THE OPINIONS of the Justice Department’s Office of Legal Counsel (OLC) are important, setting legal interpretations that bind federal agencies on issues such as torture and secret surveillance. So why can’t the public read all of the OLC’s legal conclusions?
That question underlies a challenge that the Electronic Frontier Foundation (EFF) has made against the Justice Department, seeking an OLC assessment of the FBI’s authority to surveil Americans without a judicial warrant. The Justice Department refused to hand over the OLC opinion, citing exceptions to the Freedom of Information Act. So far, the suit hasn’t gone the EFF’s way. But, as The Post and others recently argued in an amicus brief, the U.S. Court of Appeals for the District of Columbia Circuit should recognize the critical interest that the public has in knowing how the executive branch interprets the laws the Constitution tasks it to enforce.
At issue is an 11-page document dating to 2010, when the FBI was reviewing its practice of demanding telephone and other records from communications firms without a warrant — as long as the government claimed that the information was related to a national security investigation. Justice’s inspector general found that, even with all the leeway the law gives the FBI, it still sometimes demanded personal data without much of any process at all.
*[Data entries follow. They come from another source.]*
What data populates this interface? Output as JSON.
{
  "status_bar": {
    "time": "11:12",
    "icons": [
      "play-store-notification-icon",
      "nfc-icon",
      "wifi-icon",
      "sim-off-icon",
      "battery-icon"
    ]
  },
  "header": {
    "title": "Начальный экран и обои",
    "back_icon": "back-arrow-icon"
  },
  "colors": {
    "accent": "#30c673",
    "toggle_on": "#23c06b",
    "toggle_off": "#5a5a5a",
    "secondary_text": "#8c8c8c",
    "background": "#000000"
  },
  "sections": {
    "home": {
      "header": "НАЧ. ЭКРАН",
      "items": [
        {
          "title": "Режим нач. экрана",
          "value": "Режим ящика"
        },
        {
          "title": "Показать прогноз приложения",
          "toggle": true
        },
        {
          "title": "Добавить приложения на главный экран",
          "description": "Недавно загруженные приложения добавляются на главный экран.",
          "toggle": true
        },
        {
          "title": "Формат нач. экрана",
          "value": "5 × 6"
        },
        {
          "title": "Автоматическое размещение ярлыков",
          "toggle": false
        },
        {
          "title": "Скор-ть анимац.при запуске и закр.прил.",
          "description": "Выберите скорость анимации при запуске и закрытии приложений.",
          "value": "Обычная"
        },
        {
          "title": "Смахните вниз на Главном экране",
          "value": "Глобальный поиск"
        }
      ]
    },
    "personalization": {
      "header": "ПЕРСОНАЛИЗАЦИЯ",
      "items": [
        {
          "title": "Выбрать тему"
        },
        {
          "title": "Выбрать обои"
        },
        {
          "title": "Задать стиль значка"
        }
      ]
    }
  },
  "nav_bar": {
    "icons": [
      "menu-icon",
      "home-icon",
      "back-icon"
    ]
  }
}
After the FBI asked the OLC to weigh in, the EFF and others naturally wanted to know what determination the office made on the legal questions involved.
But the Justice Department denied the request, and the EFF’s appeal to Justice’s Office of Information Policy languished without a decision. In the case that followed, District Judge Richard J. Leon ruled that the OLC’s work was a protected part of a deliberative process within the government, necessary to ensure that policymakers can have open and frank discussions before they make final decisions.
Yet, as the amicus brief points out, the OLC’s opinions aren’t some intermediary step toward establishing the final legal interpretations for the executive branch. In general, they are the final legal interpretations for the executive branch. The FBI could choose to exercise the authority that the OLC said it had — or not — but Congress, the judiciary and the public at large all deserve to know what the executive branch thinks it can do, once it issues a conclusive opinion.
As it stands, the Justice Department can release the OLC conclusions, or it could not, which would mean there remains a storehouse of unreviewable government legal analysis determining what the government does on a daily basis. Only those sections that contain classified materials have good reason to remain secret. It’s now up to the courts to say so.